Louisville’s Sam Corbett is a problem solver. When he was an executive in the formalwear business, Corbett had to find creative solutions for a business that revolved around immovable deadlines like wedding dates and proms.
When he decided to leave his family business, Sam Meyers Formalwear, he followed a yen that had been building in him for years: to continue his involvement in education. He’d served on the Jefferson County Public Schools board, on the Prichard Committee for Academic Excellence, and with the University of Louisville.
“I left the business at the end of 2011. It was the only thing I’d done since I was 15 years old,” said Corbett, whose defining feature is the energy he brings to whatever task is at hand.
“I spent 21 years in the tuxedo business and there was something that was just pulling on me,” said Corbett, whose grandfather founded Sam Meyers in 1905.
“There was a part of me that said, ‘I want to try something else.’ And I knew that I would end up doing something that was related to education, because I had spent a lot of time as a volunteer.”
His first taste was through a school/business partnership Sam Meyers had with the Youth Performing Arts School Orchestra in Louisville—a natural fit, he said, given the formal nature of orchestra attire.

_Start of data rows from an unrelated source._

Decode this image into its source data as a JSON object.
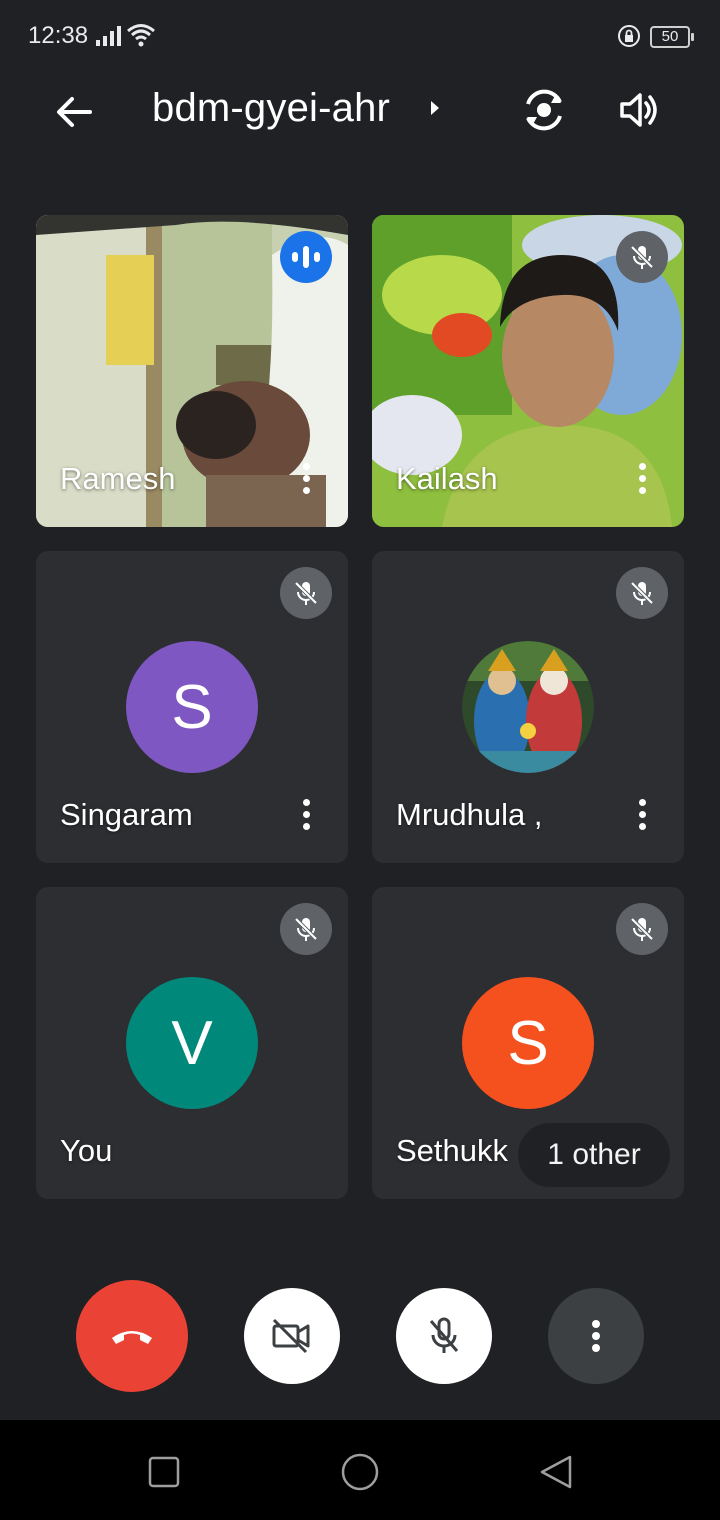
{
  "status": {
    "time": "12:38",
    "battery": "50"
  },
  "meeting": {
    "code": "bdm-gyei-ahr"
  },
  "participants": [
    {
      "name": "Ramesh",
      "state": "speaking"
    },
    {
      "name": "Kailash",
      "state": "muted"
    },
    {
      "name": "Singaram",
      "initial": "S",
      "avatar_color": "#7e57c2",
      "state": "muted"
    },
    {
      "name": "Mrudhula ,",
      "state": "muted"
    },
    {
      "name": "You",
      "initial": "V",
      "avatar_color": "#00897b",
      "state": "muted"
    },
    {
      "name": "Sethukk",
      "initial": "S",
      "avatar_color": "#f4511e",
      "state": "muted"
    }
  ],
  "others_label": "1 other",
  "controls": {
    "end_color": "#ea4335",
    "icons": [
      "end-call-icon",
      "camera-off-icon",
      "mic-off-icon",
      "more-vert-icon"
    ]
  }
}
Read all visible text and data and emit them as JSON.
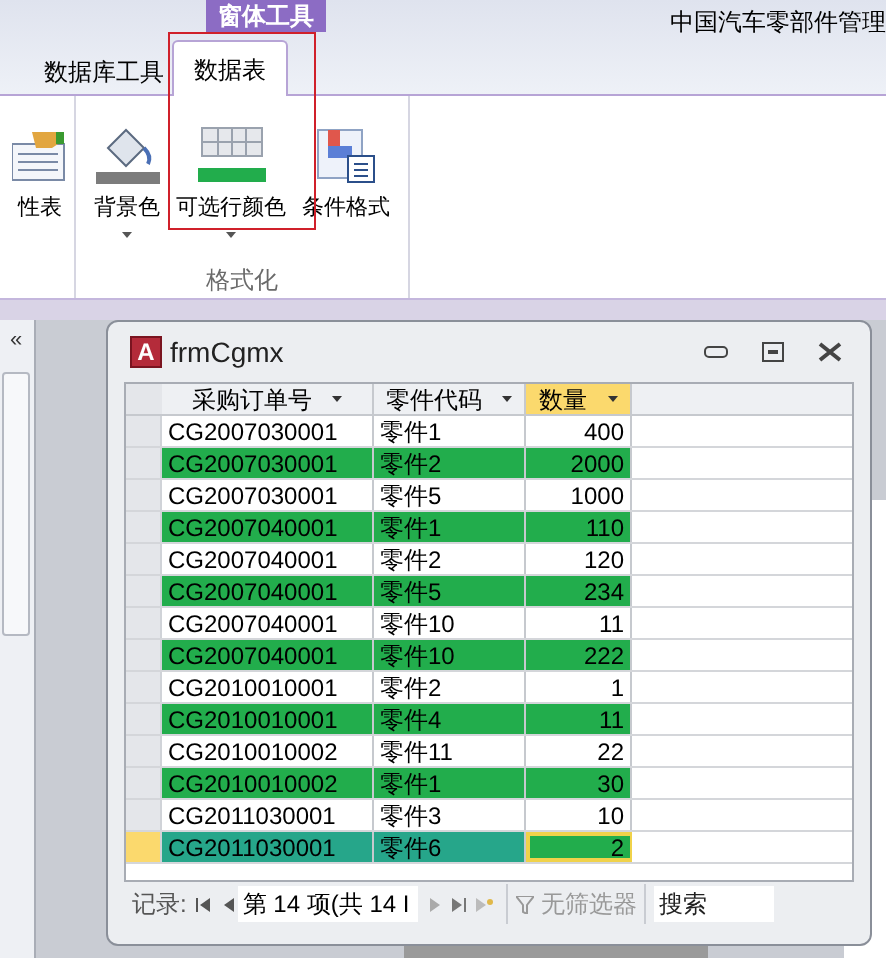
{
  "window": {
    "title": "中国汽车零部件管理"
  },
  "context_tab": "窗体工具",
  "tabs": [
    {
      "label": "数据库工具",
      "selected": false
    },
    {
      "label": "数据表",
      "selected": true
    }
  ],
  "ribbon": {
    "buttons": [
      {
        "label": "性表",
        "kind": "sheet",
        "dropdown": false
      },
      {
        "label": "背景色",
        "kind": "bucket",
        "dropdown": true
      },
      {
        "label": "可选行颜色",
        "kind": "altrows",
        "dropdown": true
      },
      {
        "label": "条件格式",
        "kind": "conditional",
        "dropdown": false
      }
    ],
    "group": "格式化"
  },
  "nav_pane": {
    "collapse": "«"
  },
  "form": {
    "icon_letter": "A",
    "title": "frmCgmx",
    "columns": [
      {
        "label": "采购订单号",
        "selected": false
      },
      {
        "label": "零件代码",
        "selected": false
      },
      {
        "label": "数量",
        "selected": true
      }
    ],
    "rows": [
      {
        "cells": [
          "CG2007030001",
          "零件1",
          "400"
        ],
        "alternate": false,
        "selected": false
      },
      {
        "cells": [
          "CG2007030001",
          "零件2",
          "2000"
        ],
        "alternate": true,
        "selected": false
      },
      {
        "cells": [
          "CG2007030001",
          "零件5",
          "1000"
        ],
        "alternate": false,
        "selected": false
      },
      {
        "cells": [
          "CG2007040001",
          "零件1",
          "110"
        ],
        "alternate": true,
        "selected": false
      },
      {
        "cells": [
          "CG2007040001",
          "零件2",
          "120"
        ],
        "alternate": false,
        "selected": false
      },
      {
        "cells": [
          "CG2007040001",
          "零件5",
          "234"
        ],
        "alternate": true,
        "selected": false
      },
      {
        "cells": [
          "CG2007040001",
          "零件10",
          "11"
        ],
        "alternate": false,
        "selected": false
      },
      {
        "cells": [
          "CG2007040001",
          "零件10",
          "222"
        ],
        "alternate": true,
        "selected": false
      },
      {
        "cells": [
          "CG2010010001",
          "零件2",
          "1"
        ],
        "alternate": false,
        "selected": false
      },
      {
        "cells": [
          "CG2010010001",
          "零件4",
          "11"
        ],
        "alternate": true,
        "selected": false
      },
      {
        "cells": [
          "CG2010010002",
          "零件11",
          "22"
        ],
        "alternate": false,
        "selected": false
      },
      {
        "cells": [
          "CG2010010002",
          "零件1",
          "30"
        ],
        "alternate": true,
        "selected": false
      },
      {
        "cells": [
          "CG2011030001",
          "零件3",
          "10"
        ],
        "alternate": false,
        "selected": false
      },
      {
        "cells": [
          "CG2011030001",
          "零件6",
          "2"
        ],
        "alternate": true,
        "selected": true
      }
    ],
    "navigation": {
      "label": "记录:",
      "position": "第 14 项(共 14 I",
      "filter": "无筛选器",
      "search_placeholder": "搜索"
    }
  }
}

“That’s how I became exposed to leadership in education,” he remembered—and it lit a fire. Next, he threw his hat into the ring to be considered for an unexpired school board seat in Jefferson County in the early 1990s. He went on to run and sat on the board for eight years.
“It was the best experience I ever had—and it’s the hardest job in the United States,” he laughed. “You don’t get paid, it’s a full-time job, and someone is always upset.”
That experience, which he calls “the purest form of public service,” galvanized him to make a difference to public schools, where he is particularly gripped by its mission to serve all students.
“Two of my three children went to public school, and I think the great part about public education is that your child is sitting in the classroom with kids where some are like them and some are totally unlike them,” he said. “And the city today has become so diverse! Something like 100-plus languages are spoken, and it’s really become a kind of melting pot.”
Today, Corbett is executive director of the Jefferson County Public Education Foundation, a nonprofit organization that exists to create, strengthen, and connect the dots between needs in the public schools and the businesses and individuals who want to help them.